Collected data:
☆ ☆ ☆

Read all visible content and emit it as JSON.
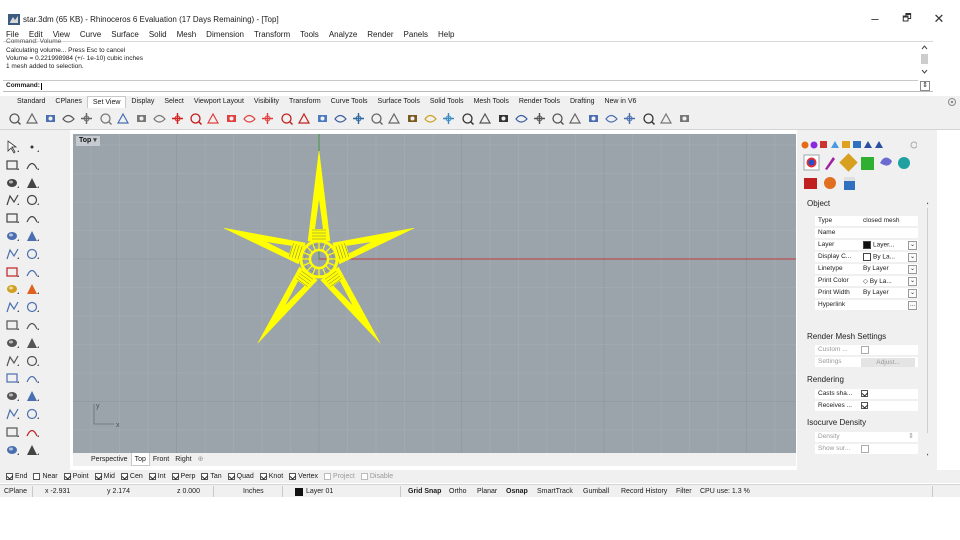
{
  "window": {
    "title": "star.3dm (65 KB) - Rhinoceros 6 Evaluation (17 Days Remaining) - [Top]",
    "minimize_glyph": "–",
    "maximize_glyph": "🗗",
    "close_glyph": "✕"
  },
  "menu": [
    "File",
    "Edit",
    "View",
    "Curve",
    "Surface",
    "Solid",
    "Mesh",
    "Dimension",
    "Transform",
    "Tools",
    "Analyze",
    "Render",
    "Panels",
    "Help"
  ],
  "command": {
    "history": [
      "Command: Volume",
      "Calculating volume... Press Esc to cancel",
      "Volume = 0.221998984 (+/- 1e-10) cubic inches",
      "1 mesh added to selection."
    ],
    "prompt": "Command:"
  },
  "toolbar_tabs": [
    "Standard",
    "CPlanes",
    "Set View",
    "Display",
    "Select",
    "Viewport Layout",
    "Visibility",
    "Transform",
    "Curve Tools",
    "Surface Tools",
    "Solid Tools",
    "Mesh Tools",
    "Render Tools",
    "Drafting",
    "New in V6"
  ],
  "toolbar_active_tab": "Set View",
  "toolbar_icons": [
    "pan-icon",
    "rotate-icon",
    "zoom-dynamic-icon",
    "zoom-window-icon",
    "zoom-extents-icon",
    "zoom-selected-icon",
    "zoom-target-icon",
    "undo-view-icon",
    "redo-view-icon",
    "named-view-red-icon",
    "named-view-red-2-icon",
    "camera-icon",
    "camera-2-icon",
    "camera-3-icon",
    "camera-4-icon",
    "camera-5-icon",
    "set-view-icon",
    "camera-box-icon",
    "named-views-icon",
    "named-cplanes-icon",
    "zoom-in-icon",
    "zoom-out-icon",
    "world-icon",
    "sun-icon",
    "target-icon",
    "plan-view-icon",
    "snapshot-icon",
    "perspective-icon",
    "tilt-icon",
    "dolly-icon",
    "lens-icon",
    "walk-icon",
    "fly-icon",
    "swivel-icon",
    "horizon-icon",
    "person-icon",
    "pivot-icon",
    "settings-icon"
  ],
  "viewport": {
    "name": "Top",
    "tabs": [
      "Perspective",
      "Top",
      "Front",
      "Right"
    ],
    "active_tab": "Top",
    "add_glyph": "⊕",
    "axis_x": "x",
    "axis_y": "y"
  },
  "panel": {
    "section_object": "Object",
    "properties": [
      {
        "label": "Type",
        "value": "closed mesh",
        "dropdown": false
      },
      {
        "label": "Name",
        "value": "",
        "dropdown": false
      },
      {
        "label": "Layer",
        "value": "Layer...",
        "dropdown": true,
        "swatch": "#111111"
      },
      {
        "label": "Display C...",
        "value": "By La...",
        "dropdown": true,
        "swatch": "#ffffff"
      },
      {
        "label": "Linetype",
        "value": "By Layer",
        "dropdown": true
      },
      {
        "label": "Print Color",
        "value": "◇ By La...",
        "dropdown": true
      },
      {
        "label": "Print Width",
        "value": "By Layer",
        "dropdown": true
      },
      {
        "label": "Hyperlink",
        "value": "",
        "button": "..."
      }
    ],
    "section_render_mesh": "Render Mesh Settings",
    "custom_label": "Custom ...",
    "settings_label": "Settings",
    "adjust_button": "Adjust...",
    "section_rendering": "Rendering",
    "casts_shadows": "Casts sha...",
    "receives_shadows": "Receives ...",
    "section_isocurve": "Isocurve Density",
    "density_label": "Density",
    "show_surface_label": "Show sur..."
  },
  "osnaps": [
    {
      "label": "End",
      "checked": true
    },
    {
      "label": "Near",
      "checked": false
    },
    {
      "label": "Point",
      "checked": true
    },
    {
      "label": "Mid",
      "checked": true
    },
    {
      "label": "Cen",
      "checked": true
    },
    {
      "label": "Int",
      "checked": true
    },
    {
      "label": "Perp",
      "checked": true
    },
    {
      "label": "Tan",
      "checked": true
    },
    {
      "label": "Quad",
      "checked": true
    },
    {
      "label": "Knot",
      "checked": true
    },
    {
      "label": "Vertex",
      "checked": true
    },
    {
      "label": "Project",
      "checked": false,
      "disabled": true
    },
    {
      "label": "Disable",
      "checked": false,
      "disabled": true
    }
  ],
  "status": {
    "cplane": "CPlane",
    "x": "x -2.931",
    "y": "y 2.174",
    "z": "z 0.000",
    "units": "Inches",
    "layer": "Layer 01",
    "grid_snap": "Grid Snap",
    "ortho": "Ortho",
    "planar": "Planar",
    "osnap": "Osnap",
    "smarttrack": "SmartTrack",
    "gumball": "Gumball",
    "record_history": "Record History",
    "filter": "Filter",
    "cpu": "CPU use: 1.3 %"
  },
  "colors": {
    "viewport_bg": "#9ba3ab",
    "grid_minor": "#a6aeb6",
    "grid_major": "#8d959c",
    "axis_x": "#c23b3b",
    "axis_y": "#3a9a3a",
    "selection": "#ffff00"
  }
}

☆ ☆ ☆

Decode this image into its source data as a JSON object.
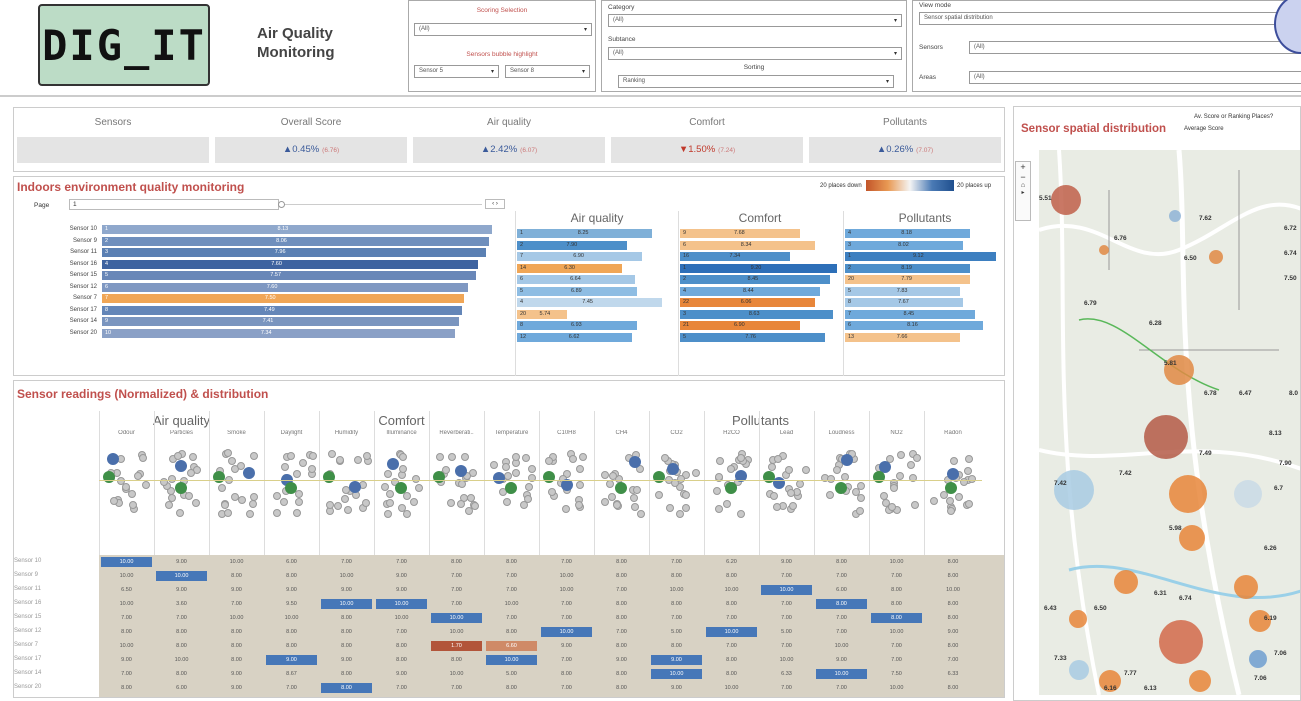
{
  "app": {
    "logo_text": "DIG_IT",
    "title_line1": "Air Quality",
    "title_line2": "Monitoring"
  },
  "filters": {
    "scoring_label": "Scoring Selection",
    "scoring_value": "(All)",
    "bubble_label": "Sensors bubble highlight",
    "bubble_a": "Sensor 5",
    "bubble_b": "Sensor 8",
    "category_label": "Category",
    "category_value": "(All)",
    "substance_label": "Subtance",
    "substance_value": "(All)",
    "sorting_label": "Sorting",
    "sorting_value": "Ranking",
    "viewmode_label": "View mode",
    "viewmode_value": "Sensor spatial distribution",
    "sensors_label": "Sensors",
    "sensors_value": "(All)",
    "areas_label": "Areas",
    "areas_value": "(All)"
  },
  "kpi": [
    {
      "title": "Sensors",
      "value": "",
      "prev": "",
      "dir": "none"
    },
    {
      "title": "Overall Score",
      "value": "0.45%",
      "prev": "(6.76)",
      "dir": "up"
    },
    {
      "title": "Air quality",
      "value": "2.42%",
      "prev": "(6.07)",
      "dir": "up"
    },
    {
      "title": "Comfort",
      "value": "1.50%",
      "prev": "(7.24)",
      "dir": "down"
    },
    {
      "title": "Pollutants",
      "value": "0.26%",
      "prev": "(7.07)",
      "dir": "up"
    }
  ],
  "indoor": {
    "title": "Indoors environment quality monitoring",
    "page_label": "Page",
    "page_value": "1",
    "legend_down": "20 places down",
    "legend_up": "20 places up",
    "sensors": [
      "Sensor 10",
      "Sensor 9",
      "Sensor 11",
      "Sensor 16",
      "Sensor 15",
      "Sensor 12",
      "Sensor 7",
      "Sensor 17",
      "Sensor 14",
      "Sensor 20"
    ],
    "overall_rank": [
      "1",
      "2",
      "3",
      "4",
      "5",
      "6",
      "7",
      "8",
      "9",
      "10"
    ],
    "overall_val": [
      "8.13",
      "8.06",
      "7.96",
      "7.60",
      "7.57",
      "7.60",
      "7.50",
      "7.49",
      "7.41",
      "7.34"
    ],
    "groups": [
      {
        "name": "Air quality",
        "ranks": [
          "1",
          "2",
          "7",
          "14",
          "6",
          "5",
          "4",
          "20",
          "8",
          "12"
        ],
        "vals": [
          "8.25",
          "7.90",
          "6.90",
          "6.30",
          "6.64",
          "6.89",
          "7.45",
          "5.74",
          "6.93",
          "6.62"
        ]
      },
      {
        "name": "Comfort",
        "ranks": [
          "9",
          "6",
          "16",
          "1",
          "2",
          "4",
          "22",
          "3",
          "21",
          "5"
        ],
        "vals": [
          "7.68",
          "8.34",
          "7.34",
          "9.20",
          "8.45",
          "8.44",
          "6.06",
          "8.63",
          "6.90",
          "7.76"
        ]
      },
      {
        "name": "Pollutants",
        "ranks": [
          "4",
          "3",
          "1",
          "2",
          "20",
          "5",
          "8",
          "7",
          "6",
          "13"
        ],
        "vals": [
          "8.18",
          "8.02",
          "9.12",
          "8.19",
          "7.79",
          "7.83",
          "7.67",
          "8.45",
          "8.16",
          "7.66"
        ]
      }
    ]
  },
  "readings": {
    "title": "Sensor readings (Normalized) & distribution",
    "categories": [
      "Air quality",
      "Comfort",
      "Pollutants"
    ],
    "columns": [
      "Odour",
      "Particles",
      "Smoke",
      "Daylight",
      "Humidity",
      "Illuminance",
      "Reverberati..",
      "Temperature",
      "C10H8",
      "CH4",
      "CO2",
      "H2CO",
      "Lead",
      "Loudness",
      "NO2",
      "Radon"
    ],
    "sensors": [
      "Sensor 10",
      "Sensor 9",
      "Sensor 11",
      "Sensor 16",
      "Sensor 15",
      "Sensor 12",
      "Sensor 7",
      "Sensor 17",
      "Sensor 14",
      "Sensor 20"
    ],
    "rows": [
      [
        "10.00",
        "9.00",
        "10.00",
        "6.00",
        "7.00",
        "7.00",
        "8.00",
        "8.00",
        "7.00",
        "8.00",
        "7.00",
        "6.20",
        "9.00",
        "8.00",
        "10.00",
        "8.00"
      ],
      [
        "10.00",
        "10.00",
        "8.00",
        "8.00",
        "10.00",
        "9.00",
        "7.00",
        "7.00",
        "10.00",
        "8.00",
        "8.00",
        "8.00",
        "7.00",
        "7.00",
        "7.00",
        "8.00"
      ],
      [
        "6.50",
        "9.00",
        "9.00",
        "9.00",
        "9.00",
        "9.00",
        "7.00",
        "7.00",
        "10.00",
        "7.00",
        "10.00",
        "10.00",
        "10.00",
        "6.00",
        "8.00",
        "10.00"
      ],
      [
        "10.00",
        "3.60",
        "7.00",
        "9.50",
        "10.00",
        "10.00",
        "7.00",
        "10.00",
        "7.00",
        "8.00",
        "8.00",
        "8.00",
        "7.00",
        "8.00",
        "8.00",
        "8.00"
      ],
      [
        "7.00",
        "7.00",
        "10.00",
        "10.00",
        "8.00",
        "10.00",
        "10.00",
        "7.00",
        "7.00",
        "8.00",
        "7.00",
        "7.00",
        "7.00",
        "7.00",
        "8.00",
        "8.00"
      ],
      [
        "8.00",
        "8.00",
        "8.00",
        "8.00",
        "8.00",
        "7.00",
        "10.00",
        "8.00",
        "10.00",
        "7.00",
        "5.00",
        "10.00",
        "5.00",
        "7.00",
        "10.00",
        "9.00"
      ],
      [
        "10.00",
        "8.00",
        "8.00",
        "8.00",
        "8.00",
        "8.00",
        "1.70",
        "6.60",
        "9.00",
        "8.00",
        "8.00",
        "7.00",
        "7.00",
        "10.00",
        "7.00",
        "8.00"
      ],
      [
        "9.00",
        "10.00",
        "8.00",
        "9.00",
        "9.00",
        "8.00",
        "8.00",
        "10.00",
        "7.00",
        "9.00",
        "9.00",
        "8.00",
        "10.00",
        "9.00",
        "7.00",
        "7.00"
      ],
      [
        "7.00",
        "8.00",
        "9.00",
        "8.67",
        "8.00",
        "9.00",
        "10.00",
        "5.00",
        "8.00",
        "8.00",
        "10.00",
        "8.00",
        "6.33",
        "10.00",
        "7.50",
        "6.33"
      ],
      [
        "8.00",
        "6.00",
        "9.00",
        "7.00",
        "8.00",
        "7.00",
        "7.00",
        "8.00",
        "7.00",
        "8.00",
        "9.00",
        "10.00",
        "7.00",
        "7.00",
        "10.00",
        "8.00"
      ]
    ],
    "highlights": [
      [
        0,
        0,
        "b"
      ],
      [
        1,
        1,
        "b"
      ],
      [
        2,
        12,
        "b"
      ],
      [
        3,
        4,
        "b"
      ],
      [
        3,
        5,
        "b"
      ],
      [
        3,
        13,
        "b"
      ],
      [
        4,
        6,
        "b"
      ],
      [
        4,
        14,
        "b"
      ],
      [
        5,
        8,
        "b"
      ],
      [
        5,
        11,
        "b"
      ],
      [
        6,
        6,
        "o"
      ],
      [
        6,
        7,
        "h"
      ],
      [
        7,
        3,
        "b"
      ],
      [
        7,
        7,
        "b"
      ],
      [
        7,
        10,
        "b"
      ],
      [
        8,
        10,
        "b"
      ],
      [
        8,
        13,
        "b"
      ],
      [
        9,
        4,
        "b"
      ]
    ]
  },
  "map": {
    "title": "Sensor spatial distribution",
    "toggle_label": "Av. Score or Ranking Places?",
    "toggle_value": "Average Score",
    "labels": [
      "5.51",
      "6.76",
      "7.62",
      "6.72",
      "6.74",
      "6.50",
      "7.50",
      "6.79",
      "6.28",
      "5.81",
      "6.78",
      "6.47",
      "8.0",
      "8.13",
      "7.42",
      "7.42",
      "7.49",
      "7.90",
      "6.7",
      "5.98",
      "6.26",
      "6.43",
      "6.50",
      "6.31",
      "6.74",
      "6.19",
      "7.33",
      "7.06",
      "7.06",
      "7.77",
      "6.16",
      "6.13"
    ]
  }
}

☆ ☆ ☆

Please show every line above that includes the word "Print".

▶ _Task output_:
        "label": "Print Color",
        "label": "Print Width",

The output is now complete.